When I was nine coming home one day from school, I stood at the top of my street and looked down its gentle incline, toward my house obscured by a small bend, taking in the dipping line of the two-bedroom scheme of houses, called Mon Repos, my rest. But there I’ve strayed too far from the immediate intention. When I was nine coming home from school one day, I stood at the top of my street and knew, and felt, and sensed looking down the gentle incline with the small houses and their hibiscus fences, their rosebush fences, their ixora fences, their yellow and pink and blue paint washes; the shoemaker on the left upper street, the dressmaker on the lower left, and way to the bottom the park and the deep culvert where a boy on a bike pushed me and one of my aunts took a stick to his mother’s door. Again, when I was nine coming home one day in my brown overall uniform with the white blouse, I stood on the top of my street knowing, coming to know in that instant when the sun was in its four o’clock phase and looking down I could see open windows and doors and front door curtains flying out. I was nine and I stood at the top of the street for no reason except to make the descent of the gentle incline toward my house where I lived with everyone and everything in the world, my sisters and my cousins were with me, we had our bookbags and our four o’clock hunger with us and our grandmother and everything we loved in the world were waiting in the yellow washed house, there was a hibiscus hedge and a buttercup bush and zinnias waiting and for several moments all this seemed to drift toward the past; again when I was nine and stood at the head of my street and looked down the gentle incline toward my house in the four o’clock coming-home sunlight, it came over me that I was not going to live here all my life, that I was going away and never returning some day.
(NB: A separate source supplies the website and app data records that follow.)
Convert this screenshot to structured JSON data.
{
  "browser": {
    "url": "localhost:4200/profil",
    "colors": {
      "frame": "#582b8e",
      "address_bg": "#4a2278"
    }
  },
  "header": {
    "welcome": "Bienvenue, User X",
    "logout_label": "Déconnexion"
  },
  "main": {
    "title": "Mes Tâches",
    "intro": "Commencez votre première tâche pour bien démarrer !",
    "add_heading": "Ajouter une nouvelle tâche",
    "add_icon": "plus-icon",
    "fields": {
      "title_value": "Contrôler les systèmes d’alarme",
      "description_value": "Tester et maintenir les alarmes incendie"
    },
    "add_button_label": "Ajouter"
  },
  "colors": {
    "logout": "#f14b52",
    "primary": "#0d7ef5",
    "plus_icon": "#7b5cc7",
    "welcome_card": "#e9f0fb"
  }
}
Notes on the PoemWe know and love them in our favourite songs. Refrains are powerful, captivating and often beloved features in music, but we can also find them interwoven into prose and poetry. Songsmiths ranging from Neil Diamond and Dolly Parton to Stan Rogers and André 3000 - and many, many more - wield refrains infectiously in their work. In very different works, so do Shakespeare, Allen Ginsberg, Sojourner Truth and Barack Obama. Think of anyone's spoken or written words that have captured your heart and mind, and it's very possible something in the form of a refrain has imprinted those words on you. So too does this excerpt from "Verso 4" by Dionne Brand from her 2019 Griffin Poetry Prize shortlisted work The Blue Clerk. This discussion of the refrain as a literary device offers excellent insights and examples, along with this useful definition to keep in mind as we consider Brand's piece:"In a poem or song, a refrain is a line or group of lines that regularly repeat, usually at the end of a stanza in a poem or at the end of a verse in a song. In a speech or other prose writing, a refrain can refer to any phrase that repeats a number of times within the text."With every repetition of "I was nine", along with the entrancing reordering of other words and phrases, Brand ploughs deeper and deeper into memories and turns up revelations. As the opening line of "Verso 4" suggests, what is being cultivated here can potentially be built, enriched, perhaps even harvested in future. Arising from the details and intimacies of a particular set of memories are observations and wisdom that any reader can use, and gratefully so: "... it came over me that I was not going to live here all my life, that I was going away and never returning some day." With that goodbye, the plough turns, and the individual ploughing moves on to greener pastures.